- PROVIDED INFORMATION -
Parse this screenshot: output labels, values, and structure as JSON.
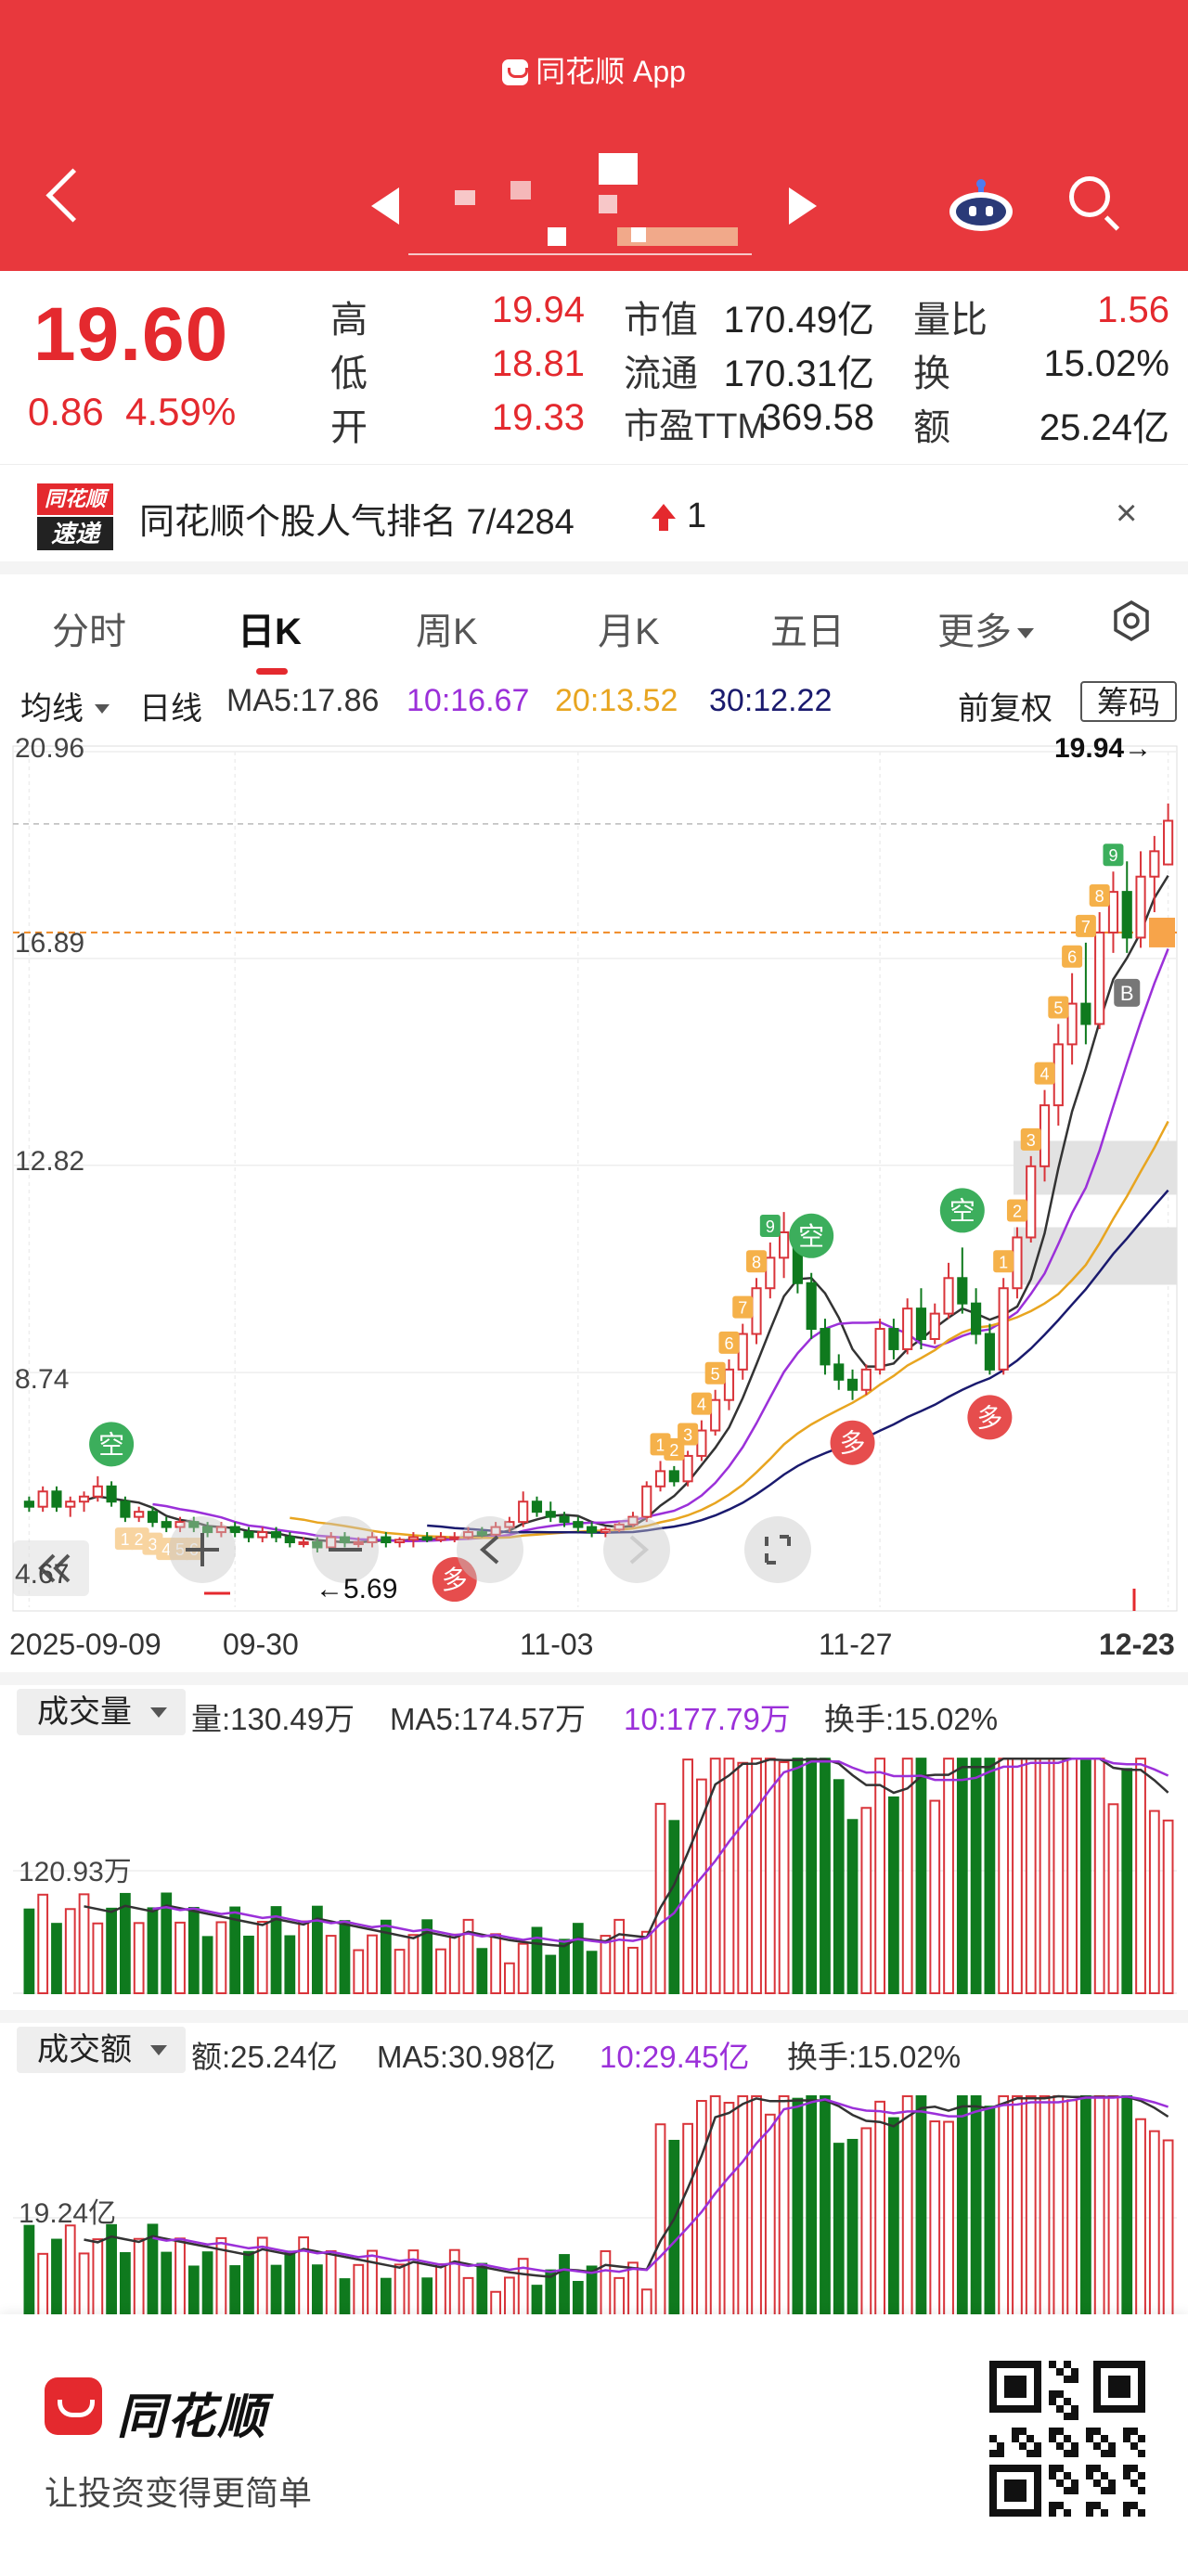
{
  "header": {
    "app_title": "同花顺 App",
    "bg_color": "#e8383d"
  },
  "quote": {
    "price": "19.60",
    "change": "0.86",
    "change_pct": "4.59%",
    "rows": [
      {
        "l1": "高",
        "v1": "19.94",
        "l2": "市值",
        "v2": "170.49亿",
        "l3": "量比",
        "v3": "1.56"
      },
      {
        "l1": "低",
        "v1": "18.81",
        "l2": "流通",
        "v2": "170.31亿",
        "l3": "换",
        "v3": "15.02%"
      },
      {
        "l1": "开",
        "v1": "19.33",
        "l2": "市盈TTM",
        "v2": "369.58",
        "l3": "额",
        "v3": "25.24亿"
      }
    ]
  },
  "banner": {
    "logo_top": "同花顺",
    "logo_bottom": "速递",
    "text": "同花顺个股人气排名 7/4284",
    "count": "1",
    "close": "×"
  },
  "tabs": [
    "分时",
    "日K",
    "周K",
    "月K",
    "五日",
    "更多"
  ],
  "ma_bar": {
    "select_label": "均线",
    "line_label": "日线",
    "ma5": "MA5:17.86",
    "ma10": "10:16.67",
    "ma20": "20:13.52",
    "ma30": "30:12.22",
    "adjust": "前复权",
    "chip": "筹码",
    "colors": {
      "ma5": "#333333",
      "ma10": "#9b30d9",
      "ma20": "#e8a520",
      "ma30": "#1a1a6e"
    }
  },
  "kchart": {
    "y_labels": [
      "20.96",
      "16.89",
      "12.82",
      "8.74",
      "4.67"
    ],
    "high_label": "19.94→",
    "low_label": "←5.69",
    "x_labels": [
      "2025-09-09",
      "09-30",
      "11-03",
      "11-27",
      "12-23"
    ],
    "signals": [
      {
        "text": "空",
        "color": "#3cae5c"
      },
      {
        "text": "多",
        "color": "#e64d4d"
      },
      {
        "text": "9",
        "color": "#3cae5c"
      },
      {
        "text": "B",
        "color": "#777777"
      }
    ]
  },
  "volume": {
    "select_label": "成交量",
    "vol": "量:130.49万",
    "ma5": "MA5:174.57万",
    "ma10": "10:177.79万",
    "turnover": "换手:15.02%",
    "axis_label": "120.93万"
  },
  "amount": {
    "select_label": "成交额",
    "amt": "额:25.24亿",
    "ma5": "MA5:30.98亿",
    "ma10": "10:29.45亿",
    "turnover": "换手:15.02%",
    "axis_label": "19.24亿"
  },
  "footer": {
    "brand": "同花顺",
    "slogan": "让投资变得更简单"
  },
  "chart_data": {
    "type": "candlestick",
    "title": "",
    "x_ticks": [
      "2025-09-09",
      "09-30",
      "11-03",
      "11-27",
      "12-23"
    ],
    "ylim": [
      4.67,
      20.96
    ],
    "y_ticks": [
      20.96,
      16.89,
      12.82,
      8.74,
      4.67
    ],
    "candles": [
      [
        6.2,
        6.3,
        6.0,
        6.1
      ],
      [
        6.1,
        6.5,
        6.0,
        6.4
      ],
      [
        6.4,
        6.5,
        6.0,
        6.1
      ],
      [
        6.1,
        6.3,
        5.9,
        6.2
      ],
      [
        6.2,
        6.4,
        6.0,
        6.3
      ],
      [
        6.3,
        6.7,
        6.2,
        6.5
      ],
      [
        6.5,
        6.6,
        6.1,
        6.2
      ],
      [
        6.2,
        6.3,
        5.8,
        5.9
      ],
      [
        5.9,
        6.1,
        5.8,
        6.0
      ],
      [
        6.0,
        6.1,
        5.7,
        5.8
      ],
      [
        5.8,
        5.9,
        5.6,
        5.7
      ],
      [
        5.7,
        5.9,
        5.6,
        5.8
      ],
      [
        5.8,
        5.9,
        5.6,
        5.7
      ],
      [
        5.7,
        5.8,
        5.5,
        5.6
      ],
      [
        5.6,
        5.8,
        5.5,
        5.7
      ],
      [
        5.7,
        5.8,
        5.5,
        5.6
      ],
      [
        5.6,
        5.7,
        5.4,
        5.5
      ],
      [
        5.5,
        5.7,
        5.4,
        5.6
      ],
      [
        5.6,
        5.7,
        5.4,
        5.5
      ],
      [
        5.5,
        5.6,
        5.3,
        5.4
      ],
      [
        5.4,
        5.5,
        5.3,
        5.4
      ],
      [
        5.4,
        5.5,
        5.2,
        5.3
      ],
      [
        5.3,
        5.6,
        5.3,
        5.5
      ],
      [
        5.5,
        5.6,
        5.3,
        5.4
      ],
      [
        5.4,
        5.5,
        5.3,
        5.4
      ],
      [
        5.4,
        5.6,
        5.3,
        5.5
      ],
      [
        5.5,
        5.6,
        5.3,
        5.4
      ],
      [
        5.4,
        5.5,
        5.3,
        5.45
      ],
      [
        5.45,
        5.6,
        5.3,
        5.5
      ],
      [
        5.5,
        5.6,
        5.4,
        5.45
      ],
      [
        5.45,
        5.6,
        5.4,
        5.5
      ],
      [
        5.5,
        5.6,
        5.4,
        5.5
      ],
      [
        5.5,
        5.7,
        5.45,
        5.6
      ],
      [
        5.6,
        5.7,
        5.5,
        5.55
      ],
      [
        5.55,
        5.8,
        5.5,
        5.7
      ],
      [
        5.7,
        5.9,
        5.6,
        5.8
      ],
      [
        5.8,
        6.4,
        5.7,
        6.2
      ],
      [
        6.2,
        6.3,
        5.9,
        6.0
      ],
      [
        6.0,
        6.2,
        5.8,
        5.9
      ],
      [
        5.9,
        6.0,
        5.7,
        5.8
      ],
      [
        5.8,
        5.9,
        5.6,
        5.7
      ],
      [
        5.7,
        5.8,
        5.5,
        5.6
      ],
      [
        5.6,
        5.7,
        5.5,
        5.65
      ],
      [
        5.65,
        5.8,
        5.6,
        5.75
      ],
      [
        5.75,
        6.0,
        5.7,
        5.9
      ],
      [
        5.9,
        6.6,
        5.8,
        6.5
      ],
      [
        6.5,
        7.0,
        6.4,
        6.8
      ],
      [
        6.8,
        6.9,
        6.5,
        6.6
      ],
      [
        6.6,
        7.2,
        6.5,
        7.1
      ],
      [
        7.1,
        7.8,
        7.0,
        7.6
      ],
      [
        7.6,
        8.4,
        7.5,
        8.2
      ],
      [
        8.2,
        9.0,
        8.0,
        8.8
      ],
      [
        8.8,
        9.7,
        8.6,
        9.5
      ],
      [
        9.5,
        10.6,
        9.3,
        10.4
      ],
      [
        10.4,
        11.3,
        10.2,
        11.0
      ],
      [
        11.0,
        11.9,
        10.6,
        11.5
      ],
      [
        11.5,
        11.6,
        10.3,
        10.5
      ],
      [
        10.5,
        10.7,
        9.4,
        9.6
      ],
      [
        9.6,
        9.8,
        8.7,
        8.9
      ],
      [
        8.9,
        9.1,
        8.4,
        8.6
      ],
      [
        8.6,
        8.8,
        8.2,
        8.4
      ],
      [
        8.4,
        8.9,
        8.3,
        8.8
      ],
      [
        8.8,
        9.8,
        8.7,
        9.6
      ],
      [
        9.6,
        9.8,
        9.0,
        9.2
      ],
      [
        9.2,
        10.2,
        9.1,
        10.0
      ],
      [
        10.0,
        10.4,
        9.2,
        9.4
      ],
      [
        9.4,
        10.1,
        9.3,
        9.9
      ],
      [
        9.9,
        10.9,
        9.8,
        10.6
      ],
      [
        10.6,
        11.2,
        9.9,
        10.1
      ],
      [
        10.1,
        10.4,
        9.3,
        9.5
      ],
      [
        9.5,
        9.7,
        8.7,
        8.8
      ],
      [
        8.8,
        10.6,
        8.7,
        10.4
      ],
      [
        10.4,
        11.6,
        10.2,
        11.4
      ],
      [
        11.4,
        13.0,
        11.3,
        12.8
      ],
      [
        12.8,
        14.3,
        12.5,
        14.0
      ],
      [
        14.0,
        15.6,
        13.6,
        15.2
      ],
      [
        15.2,
        16.6,
        14.8,
        16.0
      ],
      [
        16.0,
        17.2,
        15.2,
        15.6
      ],
      [
        15.6,
        17.8,
        15.5,
        17.4
      ],
      [
        17.4,
        18.6,
        17.0,
        18.2
      ],
      [
        18.2,
        18.8,
        17.0,
        17.3
      ],
      [
        17.3,
        19.0,
        17.1,
        18.5
      ],
      [
        18.5,
        19.3,
        17.8,
        19.0
      ],
      [
        18.74,
        19.94,
        18.81,
        19.6
      ]
    ],
    "ma5": "MA5:17.86",
    "ma10": "10:16.67",
    "ma20": "20:13.52",
    "ma30": "30:12.22",
    "high_mark": 19.94,
    "low_mark": 5.69
  }
}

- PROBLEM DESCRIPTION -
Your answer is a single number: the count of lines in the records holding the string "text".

- TASK SOLUTION -
5